“Call of Duty: Modern Warfare” has landed in a big way — scoring more than $600 million in sales after three days on the market. Produced by Infinity Ward and published by Activision, the “soft reboot” of the first-person shooter game was accompanied by a soundtrack released a week earlier and scored by Sarah Schachner, who enlisted legendary producer Mike Dean (Kanye West, Travis Scott) to help.
“Modern Warfare” focuses on the gritty realism of current-day terrorism. Players can enlist different perspectives (whether a single player campaign or the online multiplayer) and, in fact, Activision wanted the game to as realistic as possible. “It covers a lot of the types of situations that we see in war right now,” Schachner (pictured below), who also scored “COD: Infinite Warfare,” tells Variety. “ It deals with conflicts in the Middle East and Eastern Europe. You play as multiple characters and what’s interesting is that the game’s not from an American perspective. It’s not good guys versus bad guys. It’s not always clear what’s right or wrong. It’s gray. It’s messy. It’s confusing.”
Dean, who’s better known as the go-to hip-hop producer for the last decade-plus, confesses that he didn’t know anything about the game. “I just made tracks,” he says of the project which took over a year. The musical collaboration resulted in the two coming up with the multiplayer music.
Schachner really wanted Dean on board. As she explains: “The single player takes the most time because it’s this whole story with the most music in it. The multiplayer music gets done at the very end so normally, you’re tired; you’ve been working on it for so long; maybe your inspiration isn’t what it was in the beginning. I wanted to get a different vibe for the multiplayer music, but still relate to the rest of the score. I was thinking of doing a percussion session or adding a different instrument, but then I was, like, ‘No! Mike Dean.’”
Schachner was a fan of Dean’s from his work with West and Scott. “Moog is really to thank, because I asked someone at Moog if they could test the waters [with Dean],” she says referring to the synthesizer favorite of the producer’s. “I didn’t think he’d be interested. I didn’t even think he would respond.”
But Dean became a fan after he saw Schachner on one of the demos for Moog’s new keyboard. As he recalls: “I thought her segment of the video was real cool.” Within a week, she was over at Dean’s home studio in Los Angeles.
While the two were planing on working on just one initial track, it turned into four. “We just kept going,” says Schachner, who generally doesn’t collaborate with others. “I always work completely alone, this was new for me … and it exceeded my expectations.”
As Schachner explains, Dean sent raw ideas to her — “some 808 grooves or some cool Moog 1 vibes” — and she would determine the best fits for the score. Adds Dean: ”I was just shooting in the dark.”
In fact, Dean looked to a classic composer, Hans Zimmer, and asked Schachner: “Kind of like this?” To which she adamantly responded, “No, don’t listen to that! Do you.”
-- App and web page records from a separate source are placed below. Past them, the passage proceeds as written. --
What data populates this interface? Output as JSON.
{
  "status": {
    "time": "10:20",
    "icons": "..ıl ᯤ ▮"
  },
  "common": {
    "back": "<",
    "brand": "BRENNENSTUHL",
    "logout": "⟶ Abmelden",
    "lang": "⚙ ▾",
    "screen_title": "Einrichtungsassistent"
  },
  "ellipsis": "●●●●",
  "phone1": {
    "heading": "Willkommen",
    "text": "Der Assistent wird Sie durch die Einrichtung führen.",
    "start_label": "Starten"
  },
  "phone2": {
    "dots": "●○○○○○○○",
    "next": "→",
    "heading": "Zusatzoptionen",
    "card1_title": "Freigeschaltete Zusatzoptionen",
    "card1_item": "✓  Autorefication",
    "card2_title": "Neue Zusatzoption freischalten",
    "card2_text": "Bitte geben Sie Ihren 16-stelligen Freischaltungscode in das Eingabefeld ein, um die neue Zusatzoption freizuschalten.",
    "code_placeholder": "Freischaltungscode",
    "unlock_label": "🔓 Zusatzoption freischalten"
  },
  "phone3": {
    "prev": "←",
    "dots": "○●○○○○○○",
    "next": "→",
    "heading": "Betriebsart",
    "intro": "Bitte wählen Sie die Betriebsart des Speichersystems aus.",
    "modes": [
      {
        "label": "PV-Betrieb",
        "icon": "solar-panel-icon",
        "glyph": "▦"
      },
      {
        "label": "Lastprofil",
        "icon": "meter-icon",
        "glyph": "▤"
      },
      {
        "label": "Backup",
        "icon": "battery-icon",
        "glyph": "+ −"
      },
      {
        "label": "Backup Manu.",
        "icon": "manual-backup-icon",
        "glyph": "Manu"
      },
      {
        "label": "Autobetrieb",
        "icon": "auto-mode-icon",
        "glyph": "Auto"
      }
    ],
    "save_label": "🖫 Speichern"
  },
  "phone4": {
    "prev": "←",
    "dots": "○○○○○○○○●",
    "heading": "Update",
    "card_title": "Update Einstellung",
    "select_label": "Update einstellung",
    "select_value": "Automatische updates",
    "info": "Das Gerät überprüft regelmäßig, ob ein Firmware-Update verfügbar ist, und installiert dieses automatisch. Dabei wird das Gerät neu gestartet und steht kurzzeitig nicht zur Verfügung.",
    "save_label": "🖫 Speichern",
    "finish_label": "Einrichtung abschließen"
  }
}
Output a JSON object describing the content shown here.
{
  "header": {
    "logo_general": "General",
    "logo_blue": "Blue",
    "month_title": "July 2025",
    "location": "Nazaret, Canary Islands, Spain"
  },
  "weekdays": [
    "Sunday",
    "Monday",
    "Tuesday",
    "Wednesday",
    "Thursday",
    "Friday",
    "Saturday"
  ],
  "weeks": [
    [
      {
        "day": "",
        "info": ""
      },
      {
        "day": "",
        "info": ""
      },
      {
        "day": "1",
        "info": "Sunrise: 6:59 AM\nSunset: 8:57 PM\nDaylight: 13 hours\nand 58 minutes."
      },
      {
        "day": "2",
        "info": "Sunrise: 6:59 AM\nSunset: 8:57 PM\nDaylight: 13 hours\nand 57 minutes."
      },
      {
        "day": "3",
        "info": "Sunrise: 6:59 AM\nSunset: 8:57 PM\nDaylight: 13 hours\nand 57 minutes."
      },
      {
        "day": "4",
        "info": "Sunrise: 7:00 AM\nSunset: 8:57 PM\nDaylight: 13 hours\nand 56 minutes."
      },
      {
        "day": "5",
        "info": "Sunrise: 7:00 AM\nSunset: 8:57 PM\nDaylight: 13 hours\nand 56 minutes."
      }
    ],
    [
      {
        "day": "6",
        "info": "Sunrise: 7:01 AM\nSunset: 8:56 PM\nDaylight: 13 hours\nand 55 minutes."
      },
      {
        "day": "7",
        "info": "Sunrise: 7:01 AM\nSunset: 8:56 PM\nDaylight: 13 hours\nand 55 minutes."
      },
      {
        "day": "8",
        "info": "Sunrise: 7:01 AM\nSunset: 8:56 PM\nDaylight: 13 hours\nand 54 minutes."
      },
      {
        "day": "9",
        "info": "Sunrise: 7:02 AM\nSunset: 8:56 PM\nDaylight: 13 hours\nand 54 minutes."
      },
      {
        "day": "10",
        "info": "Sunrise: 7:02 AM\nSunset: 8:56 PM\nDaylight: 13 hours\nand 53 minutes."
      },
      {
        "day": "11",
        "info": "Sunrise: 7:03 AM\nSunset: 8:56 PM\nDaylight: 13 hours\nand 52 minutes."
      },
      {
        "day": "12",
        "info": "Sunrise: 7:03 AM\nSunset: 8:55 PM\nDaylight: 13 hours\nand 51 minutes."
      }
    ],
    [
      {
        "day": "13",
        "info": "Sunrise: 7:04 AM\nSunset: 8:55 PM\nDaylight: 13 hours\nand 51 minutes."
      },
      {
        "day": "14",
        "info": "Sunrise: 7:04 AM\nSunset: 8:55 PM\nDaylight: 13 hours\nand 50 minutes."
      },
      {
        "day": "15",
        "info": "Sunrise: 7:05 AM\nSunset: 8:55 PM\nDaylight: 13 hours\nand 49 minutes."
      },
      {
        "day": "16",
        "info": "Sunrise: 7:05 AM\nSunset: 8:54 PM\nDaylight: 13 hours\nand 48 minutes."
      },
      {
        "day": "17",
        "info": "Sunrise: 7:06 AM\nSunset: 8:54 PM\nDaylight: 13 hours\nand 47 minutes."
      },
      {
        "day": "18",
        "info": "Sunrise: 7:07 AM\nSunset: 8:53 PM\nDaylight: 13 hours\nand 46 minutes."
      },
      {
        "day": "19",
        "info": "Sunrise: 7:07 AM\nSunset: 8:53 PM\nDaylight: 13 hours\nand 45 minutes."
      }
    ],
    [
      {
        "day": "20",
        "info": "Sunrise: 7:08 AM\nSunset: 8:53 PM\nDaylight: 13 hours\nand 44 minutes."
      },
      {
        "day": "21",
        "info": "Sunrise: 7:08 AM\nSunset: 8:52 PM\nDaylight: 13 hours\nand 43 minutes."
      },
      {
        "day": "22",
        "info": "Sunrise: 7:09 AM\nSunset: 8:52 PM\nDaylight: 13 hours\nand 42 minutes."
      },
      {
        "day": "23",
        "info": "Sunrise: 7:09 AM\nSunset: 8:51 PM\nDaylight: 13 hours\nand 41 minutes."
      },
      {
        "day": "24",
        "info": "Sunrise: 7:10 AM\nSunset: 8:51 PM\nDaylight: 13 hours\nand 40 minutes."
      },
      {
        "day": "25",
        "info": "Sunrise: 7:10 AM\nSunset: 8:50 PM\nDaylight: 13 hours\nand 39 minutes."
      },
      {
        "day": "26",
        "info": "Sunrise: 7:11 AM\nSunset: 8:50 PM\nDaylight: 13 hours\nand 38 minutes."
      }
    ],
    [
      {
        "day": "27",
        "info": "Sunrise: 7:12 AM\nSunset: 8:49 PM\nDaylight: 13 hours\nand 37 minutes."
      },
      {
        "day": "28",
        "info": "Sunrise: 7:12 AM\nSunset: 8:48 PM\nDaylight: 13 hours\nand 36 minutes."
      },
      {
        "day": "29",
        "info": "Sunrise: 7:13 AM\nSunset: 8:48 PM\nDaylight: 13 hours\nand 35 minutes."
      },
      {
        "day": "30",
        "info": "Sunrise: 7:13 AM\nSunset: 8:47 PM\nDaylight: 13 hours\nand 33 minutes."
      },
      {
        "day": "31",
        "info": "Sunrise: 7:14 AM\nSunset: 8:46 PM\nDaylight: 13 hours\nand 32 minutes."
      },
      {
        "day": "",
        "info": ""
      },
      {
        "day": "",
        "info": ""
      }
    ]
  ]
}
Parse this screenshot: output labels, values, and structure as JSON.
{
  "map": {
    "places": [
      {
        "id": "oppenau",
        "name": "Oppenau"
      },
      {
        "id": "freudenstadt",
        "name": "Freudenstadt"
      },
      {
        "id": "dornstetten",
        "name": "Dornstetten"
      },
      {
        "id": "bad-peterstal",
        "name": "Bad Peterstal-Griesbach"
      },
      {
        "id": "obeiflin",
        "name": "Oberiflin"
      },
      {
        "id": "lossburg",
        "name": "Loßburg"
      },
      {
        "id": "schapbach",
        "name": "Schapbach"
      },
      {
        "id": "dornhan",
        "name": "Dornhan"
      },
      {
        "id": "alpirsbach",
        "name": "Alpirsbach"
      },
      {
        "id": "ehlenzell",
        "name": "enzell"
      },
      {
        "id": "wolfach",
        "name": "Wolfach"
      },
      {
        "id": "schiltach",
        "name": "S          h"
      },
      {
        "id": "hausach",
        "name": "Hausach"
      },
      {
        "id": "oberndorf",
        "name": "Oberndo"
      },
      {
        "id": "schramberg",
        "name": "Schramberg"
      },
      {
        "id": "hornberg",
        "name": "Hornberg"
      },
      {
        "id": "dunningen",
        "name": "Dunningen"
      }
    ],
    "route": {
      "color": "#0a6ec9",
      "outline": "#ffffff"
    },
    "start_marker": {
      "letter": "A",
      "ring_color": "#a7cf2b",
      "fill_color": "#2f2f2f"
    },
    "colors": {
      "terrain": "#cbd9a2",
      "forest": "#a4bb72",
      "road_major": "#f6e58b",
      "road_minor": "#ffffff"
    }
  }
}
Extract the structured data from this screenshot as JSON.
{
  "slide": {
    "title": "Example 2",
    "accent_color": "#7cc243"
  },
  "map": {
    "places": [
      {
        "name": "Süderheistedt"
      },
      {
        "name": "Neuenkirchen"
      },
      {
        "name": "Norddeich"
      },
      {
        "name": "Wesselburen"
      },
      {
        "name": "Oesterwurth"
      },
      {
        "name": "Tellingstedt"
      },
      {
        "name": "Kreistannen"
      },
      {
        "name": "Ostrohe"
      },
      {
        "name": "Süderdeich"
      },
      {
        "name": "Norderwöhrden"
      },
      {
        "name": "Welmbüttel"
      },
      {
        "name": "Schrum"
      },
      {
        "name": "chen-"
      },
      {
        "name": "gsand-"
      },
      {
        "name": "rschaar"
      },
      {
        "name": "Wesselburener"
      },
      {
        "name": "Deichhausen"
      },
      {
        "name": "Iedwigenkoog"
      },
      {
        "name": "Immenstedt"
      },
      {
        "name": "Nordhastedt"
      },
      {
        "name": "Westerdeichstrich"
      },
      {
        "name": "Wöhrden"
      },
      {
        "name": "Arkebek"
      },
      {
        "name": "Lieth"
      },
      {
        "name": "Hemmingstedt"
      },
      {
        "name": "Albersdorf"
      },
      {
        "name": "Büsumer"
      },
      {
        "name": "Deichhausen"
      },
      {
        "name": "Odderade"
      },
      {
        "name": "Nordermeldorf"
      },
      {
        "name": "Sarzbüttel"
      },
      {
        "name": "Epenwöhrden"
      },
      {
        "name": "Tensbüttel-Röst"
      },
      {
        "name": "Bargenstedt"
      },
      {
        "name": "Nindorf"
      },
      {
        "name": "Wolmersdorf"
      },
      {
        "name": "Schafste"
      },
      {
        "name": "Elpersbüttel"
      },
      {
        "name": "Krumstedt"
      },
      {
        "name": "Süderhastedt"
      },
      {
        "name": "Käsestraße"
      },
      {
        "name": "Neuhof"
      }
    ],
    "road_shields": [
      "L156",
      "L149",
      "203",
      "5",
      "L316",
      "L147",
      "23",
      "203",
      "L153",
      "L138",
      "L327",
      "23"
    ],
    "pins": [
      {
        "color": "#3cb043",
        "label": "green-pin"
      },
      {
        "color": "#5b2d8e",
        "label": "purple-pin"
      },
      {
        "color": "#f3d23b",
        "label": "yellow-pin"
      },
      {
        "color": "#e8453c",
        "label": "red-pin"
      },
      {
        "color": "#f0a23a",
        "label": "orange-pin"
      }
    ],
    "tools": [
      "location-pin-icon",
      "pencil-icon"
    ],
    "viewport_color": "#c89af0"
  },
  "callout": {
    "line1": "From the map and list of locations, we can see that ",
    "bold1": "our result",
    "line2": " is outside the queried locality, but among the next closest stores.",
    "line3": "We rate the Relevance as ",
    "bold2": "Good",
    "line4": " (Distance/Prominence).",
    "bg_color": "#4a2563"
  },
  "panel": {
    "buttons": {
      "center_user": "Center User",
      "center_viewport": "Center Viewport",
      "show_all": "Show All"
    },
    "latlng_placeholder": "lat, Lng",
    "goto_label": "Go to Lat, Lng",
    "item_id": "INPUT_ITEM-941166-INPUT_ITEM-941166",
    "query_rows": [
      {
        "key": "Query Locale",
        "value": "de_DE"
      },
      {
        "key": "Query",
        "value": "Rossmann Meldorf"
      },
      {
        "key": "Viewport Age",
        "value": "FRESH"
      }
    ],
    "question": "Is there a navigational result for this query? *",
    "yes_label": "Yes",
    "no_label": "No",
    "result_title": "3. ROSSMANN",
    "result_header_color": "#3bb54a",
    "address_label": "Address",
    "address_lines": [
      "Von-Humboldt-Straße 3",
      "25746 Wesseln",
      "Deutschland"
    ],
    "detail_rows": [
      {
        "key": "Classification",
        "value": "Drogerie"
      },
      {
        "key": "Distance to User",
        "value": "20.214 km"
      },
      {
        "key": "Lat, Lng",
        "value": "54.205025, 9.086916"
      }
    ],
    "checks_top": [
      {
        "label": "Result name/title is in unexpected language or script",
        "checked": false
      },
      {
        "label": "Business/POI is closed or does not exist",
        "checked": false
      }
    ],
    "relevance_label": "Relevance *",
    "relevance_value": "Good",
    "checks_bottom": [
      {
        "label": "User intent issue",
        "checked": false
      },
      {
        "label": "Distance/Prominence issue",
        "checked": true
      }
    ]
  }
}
Musically, “Modern Warfare” is far from a traditional orchestral score — it’s jam-packed with mangled shredding, synths, processed vocals, and ethnic acoustic folk instruments, both distorted and pitched down.
Says Schachner: “There are strings, but they don’t sound like orchestra or classical music. For our collabs, I did an open-ended string session with a small group of cellos and basses. I had them play a bunch of metal riffs. They were really close mic’ed and I’m distorting them, time stretching them, just f–king them up.”
“She plays some antique instruments,” Dean adds. “That’s what makes it sound really dope, that layer is unique.”
“I have a lot of ethnic [instruments],” she explains referring to the bows she uses on strings. “It’s a gnarly, raw texture on top of everything. The combination of that with Mike’s synth stuff… made me think of things I never would’ve thought of on my own. It pushed me to be more creative.”
As far as any challenges in the process, Schachner had self-inflicted pressure to contend with. As she elaborates: “I wrote two-and-a-half hours of music. It’s a lot. You need creative endurance. You’re not just writing whatever you want, it all has to serve a very specific need and purpose in the game. It has to do a million things. It’s very technical.”
The beauty of Schachner and Dean’s score is how it’s triggered in the game — integrating to different situations during gameplay. “You can play for 30 minutes and it not be repetitive,” says Dean.
Female composers in the gaming world are more common than in film and TV. Schachner’s take? “Gender has no bearing on the quality of someone’s work, so hiring, or not hiring someone because of it is unfortunate and the focus should always be on the music,” she says. “One way to help level the playing field is to make sure women and minorities are more frequently included in the selection/demo pool for all types of projects — especially higher profile ones that have historically been off limits to women as well as genres that typically skew male. It’s hard to overcome biases and this isn’t something that can be changed quickly, but I’m thankful that things are starting to shift and it’s become an open conversation.”